From this collection . . .
There upped a tree. O absolute outstripping!
O Orpheus singing! O tall tree in the ear!
And all things hushed. Yet even under cover
came a new start, a sign, a transforming.
From their stillness, creatures of lair and nest
pushing forward through the clear-lit forest
so quietly and this – not out of cunning,
not silenced by fear – but coming
rather to listen. Bellow, shriek and roaring
shrank in their hearts. And where there stood
no more than a shed to receive them,
a shelter in response to their darkest need
with its entrance, its door-frame shaken,
there you built them this Temple of Hearing.
Erect no memorial stone. But let the rose
come into bloom each year on his behalf.
That is Orpheus – each metamorphosis
to this, to that. We need not be troubled with
other names. Once and for all, Orpheus
is where there is singing.
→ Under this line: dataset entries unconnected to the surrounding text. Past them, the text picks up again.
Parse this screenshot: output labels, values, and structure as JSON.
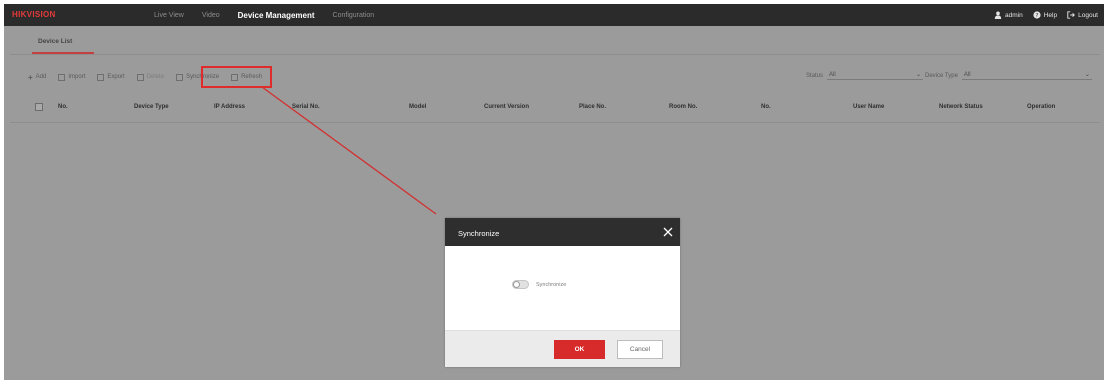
{
  "app": {
    "logo": "HIKVISION",
    "nav": [
      "Live View",
      "Video",
      "Device Management",
      "Configuration"
    ],
    "active_nav": "Device Management",
    "user": "admin",
    "help": "Help",
    "logout": "Logout"
  },
  "subtab": {
    "label": "Device List"
  },
  "toolbar": {
    "add": "Add",
    "import": "Import",
    "export": "Export",
    "delete": "Delete",
    "synchronize": "Synchronize",
    "refresh": "Refresh"
  },
  "filters": {
    "status_label": "Status",
    "status_value": "All",
    "device_type_label": "Device Type",
    "device_type_value": "All"
  },
  "table": {
    "columns": [
      "No.",
      "Device Type",
      "IP Address",
      "Serial No.",
      "Model",
      "Current Version",
      "Place No.",
      "Room No.",
      "No.",
      "User Name",
      "Network Status",
      "Operation"
    ]
  },
  "modal": {
    "title": "Synchronize",
    "toggle_label": "Synchronize",
    "toggle_on": false,
    "ok": "OK",
    "cancel": "Cancel"
  },
  "colors": {
    "accent_red": "#d72a2a",
    "topbar": "#2b2b2b",
    "overlay_gray": "#9b9b9b"
  }
}
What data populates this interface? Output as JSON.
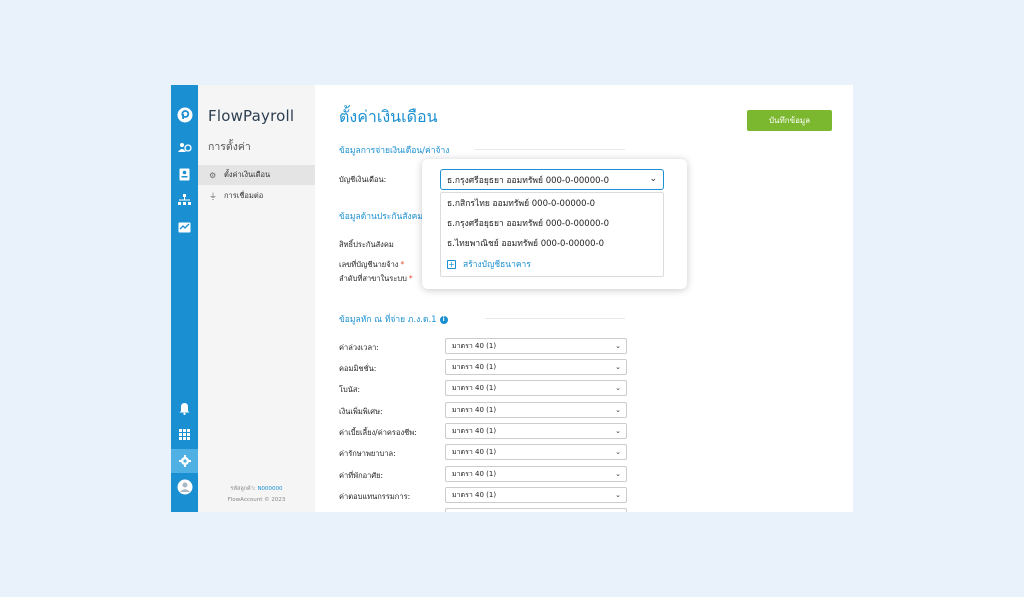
{
  "app": {
    "brand": "FlowPayroll"
  },
  "sidebar": {
    "title": "การตั้งค่า",
    "items": [
      {
        "label": "ตั้งค่าเงินเดือน",
        "icon": "gear-icon"
      },
      {
        "label": "การเชื่อมต่อ",
        "icon": "plug-icon"
      }
    ],
    "footer_code_label": "รหัสลูกค้า:",
    "footer_code": "N000000",
    "footer_copyright": "FlowAccount © 2023"
  },
  "main": {
    "title": "ตั้งค่าเงินเดือน",
    "save_label": "บันทึกข้อมูล",
    "section_payment": "ข้อมูลการจ่ายเงินเดือน/ค่าจ้าง",
    "bank_account_label": "บัญชีเงินเดือน:",
    "section_social": "ข้อมูลด้านประกันสังคม",
    "social_labels": [
      "สิทธิ์ประกันสังคม",
      "เลขที่บัญชีนายจ้าง",
      "ลำดับที่สาขาในระบบ"
    ],
    "section_tax": "ข้อมูลหัก ณ ที่จ่าย ภ.ง.ด.1",
    "tax_rows": [
      {
        "label": "ค่าล่วงเวลา:",
        "value": "มาตรา 40 (1)"
      },
      {
        "label": "คอมมิชชั่น:",
        "value": "มาตรา 40 (1)"
      },
      {
        "label": "โบนัส:",
        "value": "มาตรา 40 (1)"
      },
      {
        "label": "เงินเพิ่มพิเศษ:",
        "value": "มาตรา 40 (1)"
      },
      {
        "label": "ค่าเบี้ยเลี้ยง/ค่าครองชีพ:",
        "value": "มาตรา 40 (1)"
      },
      {
        "label": "ค่ารักษาพยาบาล:",
        "value": "มาตรา 40 (1)"
      },
      {
        "label": "ค่าที่พักอาศัย:",
        "value": "มาตรา 40 (1)"
      },
      {
        "label": "ค่าตอบแทนกรรมการ:",
        "value": "มาตรา 40 (1)"
      }
    ]
  },
  "bank_dropdown": {
    "selected": "ธ.กรุงศรีอยุธยา ออมทรัพย์ 000-0-00000-0",
    "options": [
      "ธ.กสิกรไทย ออมทรัพย์ 000-0-00000-0",
      "ธ.กรุงศรีอยุธยา ออมทรัพย์ 000-0-00000-0",
      "ธ.ไทยพาณิชย์ ออมทรัพย์ 000-0-00000-0"
    ],
    "add_label": "สร้างบัญชีธนาคาร"
  },
  "colors": {
    "accent": "#1a8fd1",
    "save": "#7cb82f",
    "rail": "#1a8fd1"
  }
}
He comes and goes.
Is it not enough that on such occasions
for a few days he outlasts the bowl of roses?
O yet he must vanish so you comprehend!
And even though he fears this disappearing.
In this, his word out-strips our being –
already he’s where you cannot follow him.
Strings of the lyre do not constrict his hands.
And he obeys just as he out-plays them.